### WHAT IS NEEDED
Go through the data and copy each line that holds "mybatis".

### TASK DATA
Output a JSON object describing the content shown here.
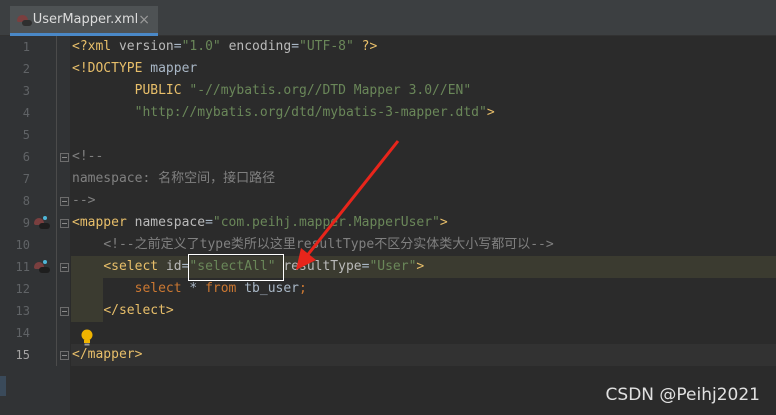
{
  "tab": {
    "filename": "UserMapper.xml",
    "close": "×"
  },
  "lines": [
    {
      "n": "1",
      "parts": [
        [
          "t-tag",
          "<?xml "
        ],
        [
          "t-attr",
          "version"
        ],
        [
          "t-plain",
          "="
        ],
        [
          "t-str",
          "\"1.0\""
        ],
        [
          "t-plain",
          " "
        ],
        [
          "t-attr",
          "encoding"
        ],
        [
          "t-plain",
          "="
        ],
        [
          "t-str",
          "\"UTF-8\""
        ],
        [
          "t-plain",
          " "
        ],
        [
          "t-tag",
          "?>"
        ]
      ]
    },
    {
      "n": "2",
      "parts": [
        [
          "t-tag",
          "<!DOCTYPE "
        ],
        [
          "t-plain",
          "mapper"
        ]
      ]
    },
    {
      "n": "3",
      "parts": [
        [
          "t-plain",
          "        "
        ],
        [
          "t-tag",
          "PUBLIC "
        ],
        [
          "t-str",
          "\"-//mybatis.org//DTD Mapper 3.0//EN\""
        ]
      ]
    },
    {
      "n": "4",
      "parts": [
        [
          "t-plain",
          "        "
        ],
        [
          "t-str",
          "\"http://mybatis.org/dtd/mybatis-3-mapper.dtd\""
        ],
        [
          "t-tag",
          ">"
        ]
      ]
    },
    {
      "n": "5",
      "parts": []
    },
    {
      "n": "6",
      "parts": [
        [
          "t-com",
          "<!--"
        ]
      ]
    },
    {
      "n": "7",
      "parts": [
        [
          "t-com",
          "namespace: 名称空间，接口路径"
        ]
      ]
    },
    {
      "n": "8",
      "parts": [
        [
          "t-com",
          "-->"
        ]
      ]
    },
    {
      "n": "9",
      "parts": [
        [
          "t-tag",
          "<mapper "
        ],
        [
          "t-attr",
          "namespace"
        ],
        [
          "t-plain",
          "="
        ],
        [
          "t-str",
          "\"com.peihj.mapper.MapperUser\""
        ],
        [
          "t-tag",
          ">"
        ]
      ]
    },
    {
      "n": "10",
      "parts": [
        [
          "t-plain",
          "    "
        ],
        [
          "t-com",
          "<!--之前定义了type类所以这里resultType不区分实体类大小写都可以-->"
        ]
      ]
    },
    {
      "n": "11",
      "parts": [
        [
          "t-plain",
          "    "
        ],
        [
          "t-tag",
          "<select "
        ],
        [
          "t-attr",
          "id"
        ],
        [
          "t-plain",
          "="
        ],
        [
          "t-str",
          "\"selectAll\""
        ],
        [
          "t-plain",
          " "
        ],
        [
          "t-attr",
          "resultType"
        ],
        [
          "t-plain",
          "="
        ],
        [
          "t-str",
          "\"User\""
        ],
        [
          "t-tag",
          ">"
        ]
      ]
    },
    {
      "n": "12",
      "parts": [
        [
          "t-plain",
          "        "
        ],
        [
          "t-kw",
          "select "
        ],
        [
          "t-plain",
          "* "
        ],
        [
          "t-kw",
          "from "
        ],
        [
          "t-plain",
          "tb_user"
        ],
        [
          "t-kw",
          ";"
        ]
      ]
    },
    {
      "n": "13",
      "parts": [
        [
          "t-plain",
          "    "
        ],
        [
          "t-tag",
          "</select>"
        ]
      ]
    },
    {
      "n": "14",
      "parts": []
    },
    {
      "n": "15",
      "parts": [
        [
          "t-tag",
          "</mapper>"
        ]
      ]
    }
  ],
  "watermark": "CSDN @Peihj2021",
  "colors": {
    "tag": "#e8bf6a",
    "string": "#6a8759",
    "keyword": "#cc7832",
    "comment": "#808080",
    "annotation_box": "#ffffff",
    "arrow": "#e8251b"
  },
  "icons": {
    "tab": "mybatis-bird-icon",
    "gutter": "mapper-navigation-icon",
    "bulb": "lightbulb-icon"
  }
}
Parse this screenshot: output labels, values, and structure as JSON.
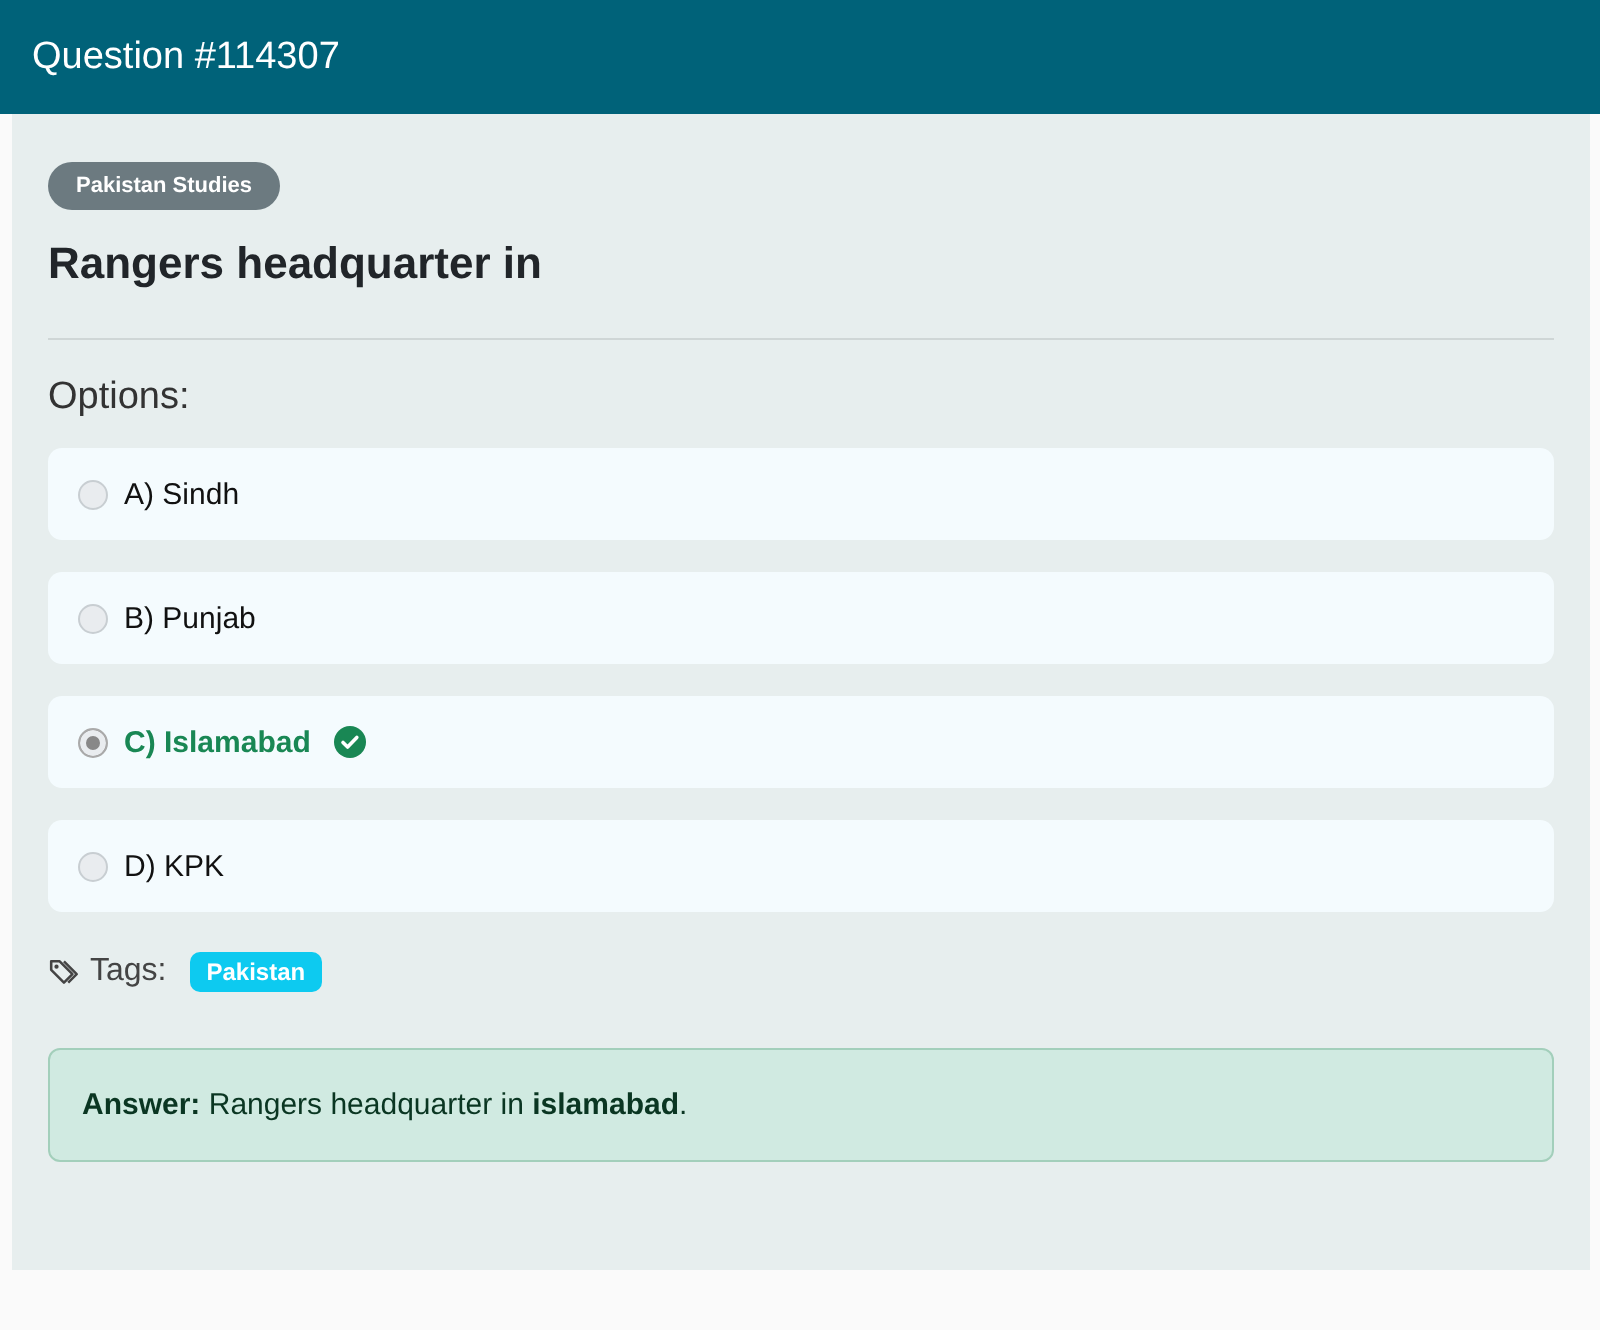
{
  "header": {
    "title": "Question #114307"
  },
  "category": "Pakistan Studies",
  "question": "Rangers headquarter in",
  "options_label": "Options:",
  "options": [
    {
      "label": "A) Sindh",
      "selected": false,
      "correct": false
    },
    {
      "label": "B) Punjab",
      "selected": false,
      "correct": false
    },
    {
      "label": "C) Islamabad",
      "selected": true,
      "correct": true
    },
    {
      "label": "D) KPK",
      "selected": false,
      "correct": false
    }
  ],
  "tags_label": "Tags:",
  "tags": [
    "Pakistan"
  ],
  "answer": "**Answer:** Rangers headquarter in **islamabad**."
}
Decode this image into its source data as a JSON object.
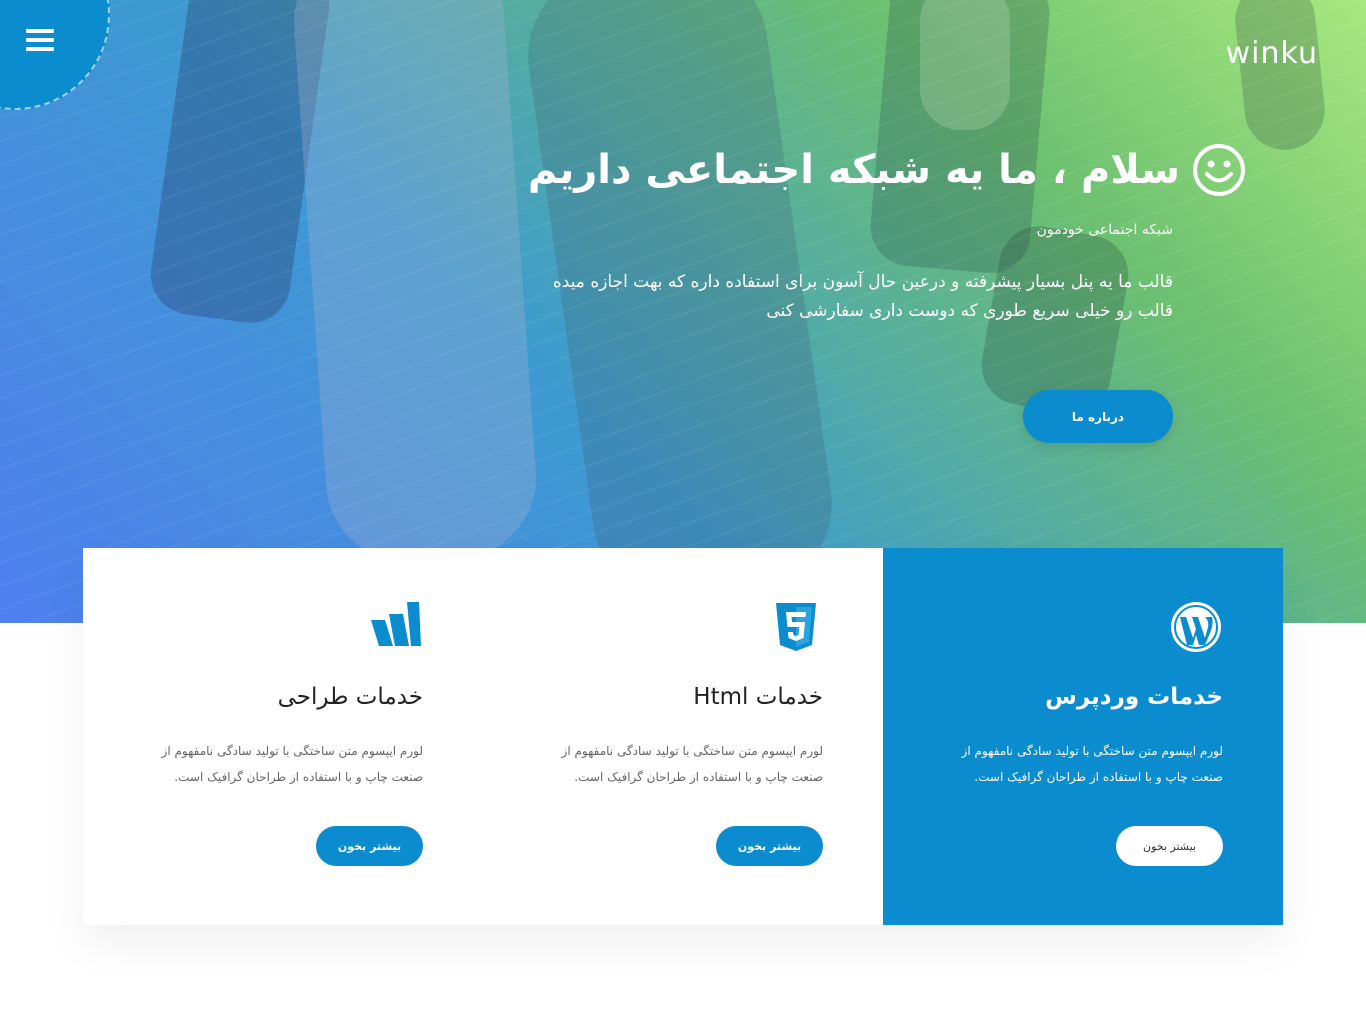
{
  "header": {
    "logo_text": "winku",
    "menu_icon": "hamburger-icon"
  },
  "hero": {
    "title": "سلام ، ما یه شبکه اجتماعی داریم",
    "title_icon": "smile-icon",
    "subtitle": "شبکه اجتماعی خودمون",
    "description": "قالب ما یه پنل بسیار پیشرفته و درعین حال آسون برای استفاده داره که بهت اجازه میده قالب رو خیلی سریع طوری که دوست داری سفارشی کنی",
    "button_label": "درباره ما"
  },
  "services": [
    {
      "icon": "wordpress-icon",
      "title": "خدمات وردپرس",
      "text": "لورم ایپسوم متن ساختگی با تولید سادگی نامفهوم از صنعت چاپ و با استفاده از طراحان گرافیک است.",
      "button_label": "بیشتر بخون",
      "active": true
    },
    {
      "icon": "html5-icon",
      "title": "خدمات Html",
      "text": "لورم ایپسوم متن ساختگی با تولید سادگی نامفهوم از صنعت چاپ و با استفاده از طراحان گرافیک است.",
      "button_label": "بیشتر بخون",
      "active": false
    },
    {
      "icon": "design-icon",
      "title": "خدمات طراحی",
      "text": "لورم ایپسوم متن ساختگی با تولید سادگی نامفهوم از صنعت چاپ و با استفاده از طراحان گرافیک است.",
      "button_label": "بیشتر بخون",
      "active": false
    }
  ],
  "colors": {
    "accent": "#0a8ccf",
    "gradient_start": "#4f7ff0",
    "gradient_end": "#a8e87e"
  }
}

### SOLUTION FOR THIS PROBLEM
          "\"-//mybatis.org//DTD Mapper 3.0//EN\""
          "\"http://mybatis.org/dtd/mybatis-3-mapper.dtd\""
    "tab": "mybatis-bird-icon",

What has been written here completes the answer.